Stakeholders' Highlights

  1. Counter BalanceSign the petition to help reform the EU’s Bank
  2. UNICEFChild rights organisations encourage candidates for EU elections to become Child Rights Champions
  3. UNESDAUNESDA Outlines 2019-2024 Aspirations: Sustainability, Responsibility, Competitiveness
  4. Counter BalanceRecord citizens’ input to EU bank’s consultation calls on EIB to abandon fossil fuels
  5. International Partnership for Human RightsAnnual EU-Turkmenistan Human Rights Dialogue takes place in Ashgabat
  6. Nordic Council of MinistersNew campaign: spot, capture and share Traces of North
  7. Nordic Council of MinistersLeading Nordic candidates go head-to-head in EU election debate
  8. Nordic Council of MinistersNew Secretary General: Nordic co-operation must benefit everybody
  9. Platform for Peace and JusticeMEP Kati Piri: “Our red line on Turkey has been crossed”
  10. UNICEF2018 deadliest year yet for children in Syria as war enters 9th year
  11. Nordic Council of MinistersNordic commitment to driving global gender equality
  12. International Partnership for Human RightsMeet your defender: Rasul Jafarov leading human rights defender from Azerbaijan

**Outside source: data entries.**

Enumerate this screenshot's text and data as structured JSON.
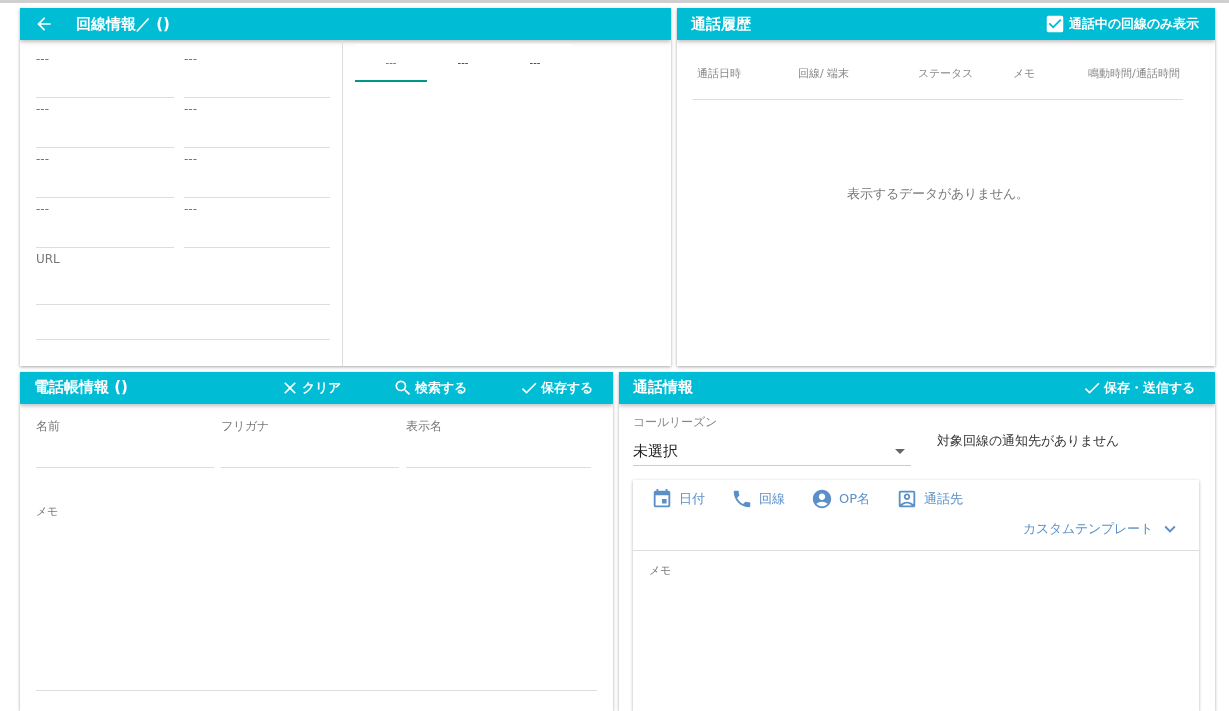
{
  "line_info": {
    "title": "回線情報／ ()",
    "fields": [
      {
        "label": "---"
      },
      {
        "label": "---"
      },
      {
        "label": "---"
      },
      {
        "label": "---"
      },
      {
        "label": "---"
      },
      {
        "label": "---"
      },
      {
        "label": "---"
      },
      {
        "label": "---"
      }
    ],
    "url_label": "URL",
    "tabs": [
      {
        "label": "---",
        "selected": true
      },
      {
        "label": "---",
        "selected": false
      },
      {
        "label": "---",
        "selected": false
      }
    ]
  },
  "call_history": {
    "title": "通話履歴",
    "filter": {
      "label": "通話中の回線のみ表示",
      "checked": true
    },
    "columns": [
      "通話日時",
      "回線/ 端末",
      "ステータス",
      "メモ",
      "鳴動時間/通話時間"
    ],
    "empty_message": "表示するデータがありません。"
  },
  "phonebook": {
    "title": "電話帳情報 ()",
    "actions": [
      {
        "label": "クリア",
        "kind": "clear"
      },
      {
        "label": "検索する",
        "kind": "search"
      },
      {
        "label": "保存する",
        "kind": "save"
      }
    ],
    "fields": [
      {
        "label": "名前"
      },
      {
        "label": "フリガナ"
      },
      {
        "label": "表示名"
      }
    ],
    "memo_label": "メモ"
  },
  "call_info": {
    "title": "通話情報",
    "action": {
      "label": "保存・送信する",
      "kind": "save"
    },
    "call_reason": {
      "label": "コールリーズン",
      "value": "未選択"
    },
    "notice": "対象回線の通知先がありません",
    "template_buttons": [
      {
        "label": "日付",
        "kind": "date"
      },
      {
        "label": "回線",
        "kind": "line"
      },
      {
        "label": "OP名",
        "kind": "operator"
      },
      {
        "label": "通話先",
        "kind": "contact"
      }
    ],
    "custom_template": "カスタムテンプレート",
    "memo_label": "メモ"
  }
}
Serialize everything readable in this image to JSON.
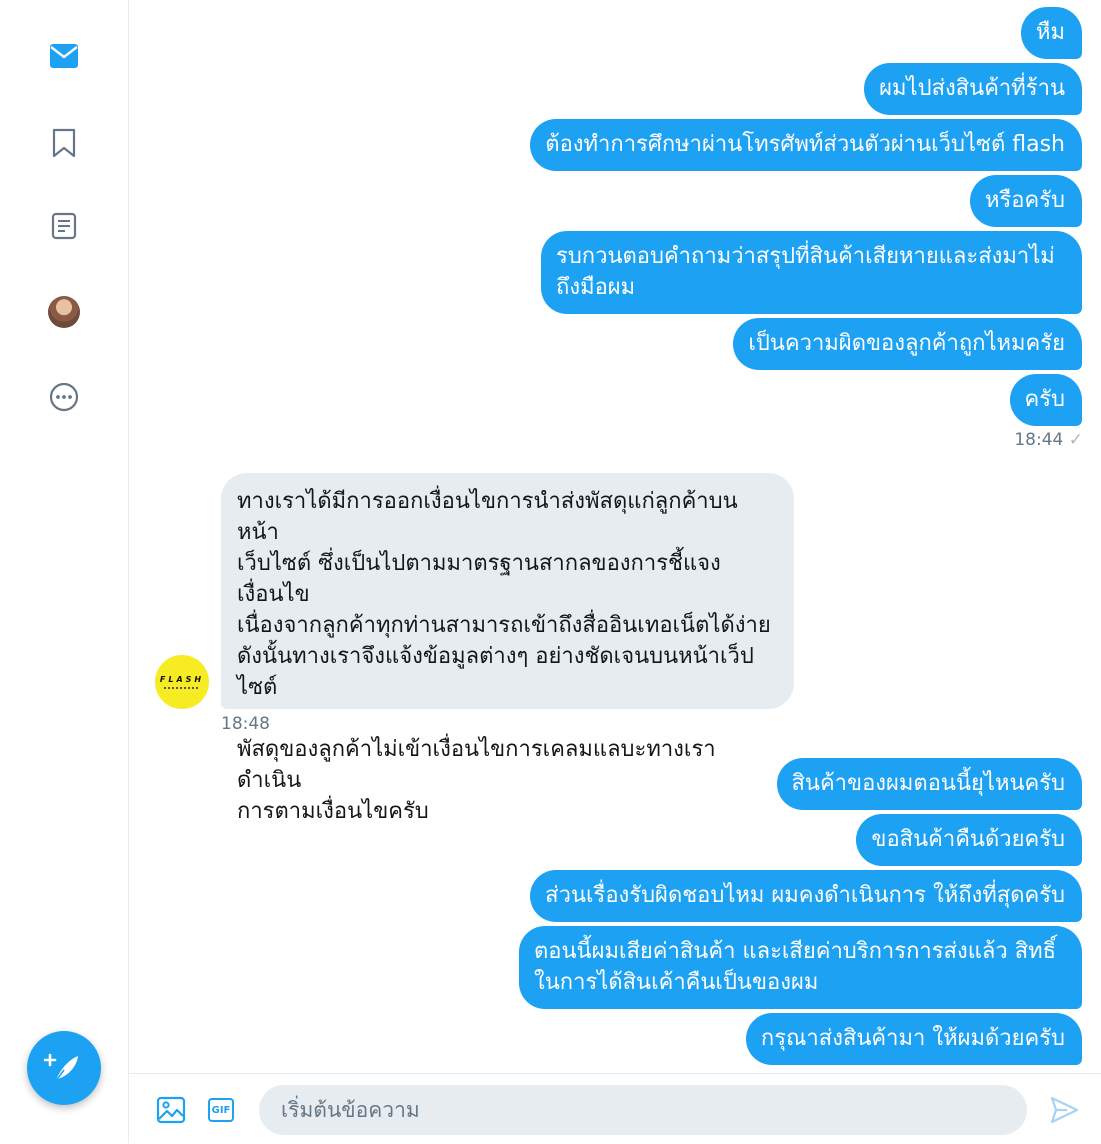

Latest News

  1. EU want Facebook pan-EU advert fix for May elections
  2. Ukraine comic-president invited to EU capitals
  3. Trump's Israel plan to 'test' EU resolve
  4. Romania drafts EU code on NGO migrant rescues
  5. Bulgaria, Hungary, and Malta shamed on press unfreedom
  6. EU drafts $20bn US sanctions list in aviation dispute
  7. Brunei defends stoning to death of gay men in EU letter
  8. US Democrats side with Ireland on Brexit

Join EUobserver

Support quality EU news

Join us